It's been two years to the day since we lost the Autocrat of the Dinner Table. My father was a better cook at sixty than he had been at fifty, but he never had much in the way of a gift for improvisation. After he retired, he hit upon the expedient of taping favorite receipts to the inside of cabinet doors, so they would be available for ready reference. Some of these were heavy-rotation favorites, like a shrimp and dill concoction he adored, but several of them were for pickles, which are something of a family tradition.
Green cherry tomato pickles are not the most charismatic of pickles. They have less to do with their fresh counterpart than pickled cucumbers or beans do, they burst in your mouth, and the cider vinegar can make them taste metallic, almost. My father loved them. One reason was their austere nature. He was fond of pointing out to my brother, who saw the jar as the basic unit of consumption for dilly beans, that pickles were a condiment, a garnish to a meal. In this capacity, three or for green tomato pickles are the perfect foil to most sandwiches.

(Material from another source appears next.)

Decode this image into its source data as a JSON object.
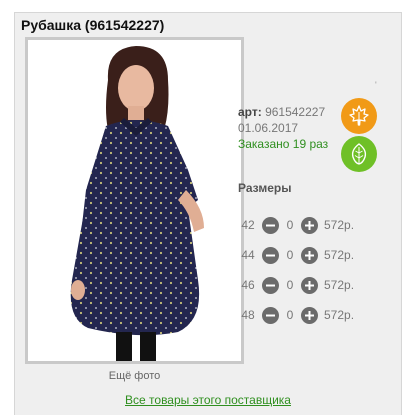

The other reason is hard to talk about without sounding like any one of several writers I'm not fond of. It involves phrases like "New England," and words like "seasons," and "thrift." Ripe cherry tomatoes, even in Vermont, are glorious. With a short growing season, it's a late summer/early fall proposition. But the point of planting cherry tomato plants is so that you can stand in the garden and eat them off the vine. The point of planting beans and cukes, by and large, is so that you can make pickled cucumbers and dilly beans. In northern New England, not long after the ripe cherry tomatoes appear, threats of a killing frost loom. The tomatoes my dad would harvest for his green tomato pickles were the ones left after the ripe ones were harvested, and before the frost came and wrecked them. So the green tomato pickle appealed to him as a way to make use of something that would otherwise go to waste. This is, to be sure, a stereotypical Yankee virtue, but an abhorrence of waste burned bright in my father, and I think that recalling this act of redemption as he ate his lunch is what gave them their savor.
One of the peculiarites of the computer age is that it is possible to transfer a significant representation of a dead relative's life and work onto a device not much larger than a deck of cards. I did so, and so I have what I call my father's digital urn, so despite being separated by two years from the time, and half a dozen states from the place, I can see what he put on the inside of the cabinets. The recipe for these green tomatoes is below, and at right is the label from one of the last batches he put up. If you have cherry tomato plants that are still bearing, it's worth a try.